I no longer have a research group but my writing continues. I am now working on the second edition of the textbook ‘Organic Chemistry’ with Jonathan Clayden for OUP. Paul Wyatt and I have completed the four books in the Organic Synthesis series for Wiley, the last one to be published later this year. Paul and I also do courses in industry including one on ‘Advanced Heterocyclic Chemistry’ and I have hopes that we might produce a book with that title as the next, and for me probably final, project. It seems me that there is a great need for an accessible, mechanistically oriented book on Heterocyclic Chemistry that tries to explain the reactions rather than give lists of them.
4. Which historical figure would you most like to have dinner with – and why?
The Duke of Wellington was a master of the sharp remark, had no patience with administrators, and saw practical results as what really mattered. I want to find out how he got round the British, Spanish and Portuguese administrators in the Peninsular War and what made him persist with the Catholic Emancipation bill when all seemed lost. He would decline the invitation, of course, so maybe it would be Sir Pelham Warner who could describe his very long cricketing career or I could resurrect Charles Rees to continue the many conversations so rudely interrupted by his death.
5. When was the last time you did an experiment in the lab – and what was it?
In about 1973 Robin Shepherd had completed a series of experiments to establish the stereospecificity of Ph2PO migration. He had an X-ray of the starting material but couldn’t crystallise the product. So I did that, got the X-ray from Luigi Nassimbeni and published the result in Nature. F. H. Allen, O. Kennard, L. R. Nassimbeni, R. G. Shepherd, and S. Warren, Nature 248, 670–671 (1974); Stereochemistry of a carbonium ion rearrangement.
6. If exiled on a desert island, what one book and one music album would you take with you?
It would be a very difficult choice between Great Expectations, Pride and Prejudice, Hardy’s or Wordsworth’s collected poems or the Revised New English Bible.

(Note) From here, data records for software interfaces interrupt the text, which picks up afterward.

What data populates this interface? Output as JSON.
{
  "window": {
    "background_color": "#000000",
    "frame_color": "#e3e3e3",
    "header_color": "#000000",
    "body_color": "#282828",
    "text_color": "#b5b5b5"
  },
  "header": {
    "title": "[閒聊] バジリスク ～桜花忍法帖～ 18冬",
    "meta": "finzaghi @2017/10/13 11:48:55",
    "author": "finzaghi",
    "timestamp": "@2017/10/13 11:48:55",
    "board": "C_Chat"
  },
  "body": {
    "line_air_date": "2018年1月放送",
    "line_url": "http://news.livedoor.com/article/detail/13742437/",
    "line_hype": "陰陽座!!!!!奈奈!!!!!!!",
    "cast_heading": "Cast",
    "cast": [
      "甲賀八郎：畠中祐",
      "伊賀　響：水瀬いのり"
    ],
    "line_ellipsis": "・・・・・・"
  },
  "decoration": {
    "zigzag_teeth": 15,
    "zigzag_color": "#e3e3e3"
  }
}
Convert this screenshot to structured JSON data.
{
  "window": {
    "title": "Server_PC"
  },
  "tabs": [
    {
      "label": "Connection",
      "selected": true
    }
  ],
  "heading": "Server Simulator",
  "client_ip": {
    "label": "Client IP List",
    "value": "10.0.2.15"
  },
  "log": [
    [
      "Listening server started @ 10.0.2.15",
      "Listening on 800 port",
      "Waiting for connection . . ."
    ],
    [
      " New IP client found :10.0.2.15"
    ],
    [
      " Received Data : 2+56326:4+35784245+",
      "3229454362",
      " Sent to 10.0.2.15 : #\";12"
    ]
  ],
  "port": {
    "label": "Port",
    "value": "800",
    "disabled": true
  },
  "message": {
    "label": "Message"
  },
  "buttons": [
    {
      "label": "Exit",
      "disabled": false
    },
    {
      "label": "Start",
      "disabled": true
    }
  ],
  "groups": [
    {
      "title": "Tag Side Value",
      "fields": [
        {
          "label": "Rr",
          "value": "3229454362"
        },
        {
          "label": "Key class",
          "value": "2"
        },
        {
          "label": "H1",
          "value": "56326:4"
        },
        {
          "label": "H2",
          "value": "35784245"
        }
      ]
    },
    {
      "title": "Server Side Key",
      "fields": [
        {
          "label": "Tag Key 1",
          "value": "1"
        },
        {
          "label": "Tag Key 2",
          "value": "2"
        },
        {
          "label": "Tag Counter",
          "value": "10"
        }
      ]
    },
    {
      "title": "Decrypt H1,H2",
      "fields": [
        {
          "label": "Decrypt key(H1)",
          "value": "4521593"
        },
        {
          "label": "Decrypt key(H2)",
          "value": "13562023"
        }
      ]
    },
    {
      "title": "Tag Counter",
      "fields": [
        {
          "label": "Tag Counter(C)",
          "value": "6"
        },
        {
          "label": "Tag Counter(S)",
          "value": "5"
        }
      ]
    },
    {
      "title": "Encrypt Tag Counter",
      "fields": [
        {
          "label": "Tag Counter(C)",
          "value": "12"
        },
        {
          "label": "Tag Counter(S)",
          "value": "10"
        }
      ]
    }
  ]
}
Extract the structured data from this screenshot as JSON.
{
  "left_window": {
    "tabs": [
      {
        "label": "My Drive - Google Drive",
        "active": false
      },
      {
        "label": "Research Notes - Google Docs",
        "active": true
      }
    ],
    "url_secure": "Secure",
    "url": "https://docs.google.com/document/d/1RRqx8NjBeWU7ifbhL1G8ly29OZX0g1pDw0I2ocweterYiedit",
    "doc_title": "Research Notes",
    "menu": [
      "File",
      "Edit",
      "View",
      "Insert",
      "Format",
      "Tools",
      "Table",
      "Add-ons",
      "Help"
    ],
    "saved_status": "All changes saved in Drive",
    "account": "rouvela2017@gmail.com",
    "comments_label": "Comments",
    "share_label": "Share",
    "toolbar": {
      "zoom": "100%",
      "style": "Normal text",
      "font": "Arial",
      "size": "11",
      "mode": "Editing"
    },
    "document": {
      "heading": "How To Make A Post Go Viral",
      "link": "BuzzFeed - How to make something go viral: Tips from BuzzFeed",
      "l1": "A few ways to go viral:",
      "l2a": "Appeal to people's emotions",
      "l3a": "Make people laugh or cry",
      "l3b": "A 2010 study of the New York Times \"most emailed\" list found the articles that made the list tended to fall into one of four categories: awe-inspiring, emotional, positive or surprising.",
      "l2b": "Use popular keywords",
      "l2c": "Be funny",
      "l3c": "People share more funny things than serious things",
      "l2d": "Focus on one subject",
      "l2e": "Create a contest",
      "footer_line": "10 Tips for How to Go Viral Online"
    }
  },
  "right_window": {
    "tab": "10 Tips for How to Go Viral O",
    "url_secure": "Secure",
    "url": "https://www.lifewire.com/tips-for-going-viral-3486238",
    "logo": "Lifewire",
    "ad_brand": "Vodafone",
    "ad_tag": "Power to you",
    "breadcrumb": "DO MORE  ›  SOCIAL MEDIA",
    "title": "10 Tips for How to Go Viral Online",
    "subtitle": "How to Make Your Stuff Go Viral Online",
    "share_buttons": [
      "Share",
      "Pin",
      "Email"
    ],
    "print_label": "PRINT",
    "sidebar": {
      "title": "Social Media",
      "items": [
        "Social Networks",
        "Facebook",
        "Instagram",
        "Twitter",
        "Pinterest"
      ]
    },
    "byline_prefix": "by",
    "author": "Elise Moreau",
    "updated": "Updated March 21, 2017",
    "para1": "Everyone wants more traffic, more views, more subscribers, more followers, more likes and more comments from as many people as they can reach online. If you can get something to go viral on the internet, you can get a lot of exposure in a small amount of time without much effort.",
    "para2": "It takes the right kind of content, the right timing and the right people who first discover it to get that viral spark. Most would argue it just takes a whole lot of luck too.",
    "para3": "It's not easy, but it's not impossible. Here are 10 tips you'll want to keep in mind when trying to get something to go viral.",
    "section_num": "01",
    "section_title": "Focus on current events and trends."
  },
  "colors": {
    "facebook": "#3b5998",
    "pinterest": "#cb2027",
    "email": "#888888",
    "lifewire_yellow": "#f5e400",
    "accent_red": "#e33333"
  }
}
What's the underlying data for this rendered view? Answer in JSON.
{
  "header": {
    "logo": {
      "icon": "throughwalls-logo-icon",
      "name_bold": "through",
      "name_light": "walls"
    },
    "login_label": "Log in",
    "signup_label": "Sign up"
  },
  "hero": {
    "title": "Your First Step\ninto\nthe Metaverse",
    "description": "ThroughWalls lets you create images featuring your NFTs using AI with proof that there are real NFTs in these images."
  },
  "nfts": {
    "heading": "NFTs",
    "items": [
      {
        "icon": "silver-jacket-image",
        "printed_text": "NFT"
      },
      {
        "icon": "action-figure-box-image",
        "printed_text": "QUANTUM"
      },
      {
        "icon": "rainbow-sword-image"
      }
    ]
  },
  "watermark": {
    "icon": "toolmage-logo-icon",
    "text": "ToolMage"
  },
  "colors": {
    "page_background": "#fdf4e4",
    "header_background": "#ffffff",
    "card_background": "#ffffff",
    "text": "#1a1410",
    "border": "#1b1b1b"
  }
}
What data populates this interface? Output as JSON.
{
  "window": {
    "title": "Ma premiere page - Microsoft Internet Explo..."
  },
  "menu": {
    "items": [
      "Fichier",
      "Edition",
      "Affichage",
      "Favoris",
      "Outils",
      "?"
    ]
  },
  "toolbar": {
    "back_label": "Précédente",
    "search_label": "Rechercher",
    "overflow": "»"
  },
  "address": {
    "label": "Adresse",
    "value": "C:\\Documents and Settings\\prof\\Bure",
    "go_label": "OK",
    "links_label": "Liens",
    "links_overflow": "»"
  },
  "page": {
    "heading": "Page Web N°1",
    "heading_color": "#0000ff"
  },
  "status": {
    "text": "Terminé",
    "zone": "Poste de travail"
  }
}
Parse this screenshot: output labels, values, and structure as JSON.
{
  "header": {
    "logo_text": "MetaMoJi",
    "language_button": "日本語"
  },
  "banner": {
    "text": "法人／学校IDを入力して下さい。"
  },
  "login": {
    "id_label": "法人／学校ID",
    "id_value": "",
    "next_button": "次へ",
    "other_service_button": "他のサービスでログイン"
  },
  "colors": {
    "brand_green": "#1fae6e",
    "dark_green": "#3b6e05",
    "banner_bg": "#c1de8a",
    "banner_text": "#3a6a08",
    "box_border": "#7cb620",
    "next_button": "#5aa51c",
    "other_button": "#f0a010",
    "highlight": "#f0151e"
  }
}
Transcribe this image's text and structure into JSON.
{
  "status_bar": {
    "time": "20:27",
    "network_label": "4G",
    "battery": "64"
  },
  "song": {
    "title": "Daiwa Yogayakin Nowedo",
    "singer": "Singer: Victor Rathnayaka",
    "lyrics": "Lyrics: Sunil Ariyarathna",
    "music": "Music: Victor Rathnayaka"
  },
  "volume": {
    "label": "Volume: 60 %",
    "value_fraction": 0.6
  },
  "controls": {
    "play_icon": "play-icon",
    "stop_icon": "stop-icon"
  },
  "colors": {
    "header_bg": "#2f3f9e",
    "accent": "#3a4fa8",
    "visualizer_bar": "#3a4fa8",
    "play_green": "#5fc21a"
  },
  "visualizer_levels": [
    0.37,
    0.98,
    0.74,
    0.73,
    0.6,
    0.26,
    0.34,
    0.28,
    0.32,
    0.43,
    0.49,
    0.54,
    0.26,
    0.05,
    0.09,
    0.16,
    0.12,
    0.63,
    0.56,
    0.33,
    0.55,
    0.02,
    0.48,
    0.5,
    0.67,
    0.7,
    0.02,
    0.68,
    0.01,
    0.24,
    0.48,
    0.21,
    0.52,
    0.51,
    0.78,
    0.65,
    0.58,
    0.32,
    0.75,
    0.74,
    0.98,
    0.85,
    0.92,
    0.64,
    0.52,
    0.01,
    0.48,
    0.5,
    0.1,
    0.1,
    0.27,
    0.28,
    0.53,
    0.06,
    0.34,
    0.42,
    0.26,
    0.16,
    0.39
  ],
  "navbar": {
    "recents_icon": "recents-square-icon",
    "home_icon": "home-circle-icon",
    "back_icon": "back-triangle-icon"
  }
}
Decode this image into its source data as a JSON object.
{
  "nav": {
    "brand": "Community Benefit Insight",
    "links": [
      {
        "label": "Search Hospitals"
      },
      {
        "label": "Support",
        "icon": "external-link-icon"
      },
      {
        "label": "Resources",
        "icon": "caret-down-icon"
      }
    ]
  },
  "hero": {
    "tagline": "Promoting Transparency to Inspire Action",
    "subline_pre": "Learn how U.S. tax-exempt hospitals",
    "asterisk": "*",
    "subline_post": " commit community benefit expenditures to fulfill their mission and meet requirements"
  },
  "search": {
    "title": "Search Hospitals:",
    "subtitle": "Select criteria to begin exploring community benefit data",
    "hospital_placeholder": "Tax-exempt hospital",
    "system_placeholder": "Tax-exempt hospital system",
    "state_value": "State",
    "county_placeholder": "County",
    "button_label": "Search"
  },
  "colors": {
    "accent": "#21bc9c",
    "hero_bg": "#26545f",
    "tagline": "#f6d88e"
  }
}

Music is easier: Schubert or Vaughan Williams songs sung by Ian Bostrich or Finzi, Ode on the Intimations of Immortality sung by Ian Partridge. I think I would miss most the wonderful sound of the human voice.
7. Which chemist would you like to see interviewed on Reactions – and why?
Guy Lloyd-Jones (Bristol), as his work seems to me to combine the very best in mechanistic analysis and the latest developments in organo-metalic chemistry and asymmetric catalysis. He is one of the sharpest thinkers in the world of organic chemistry today.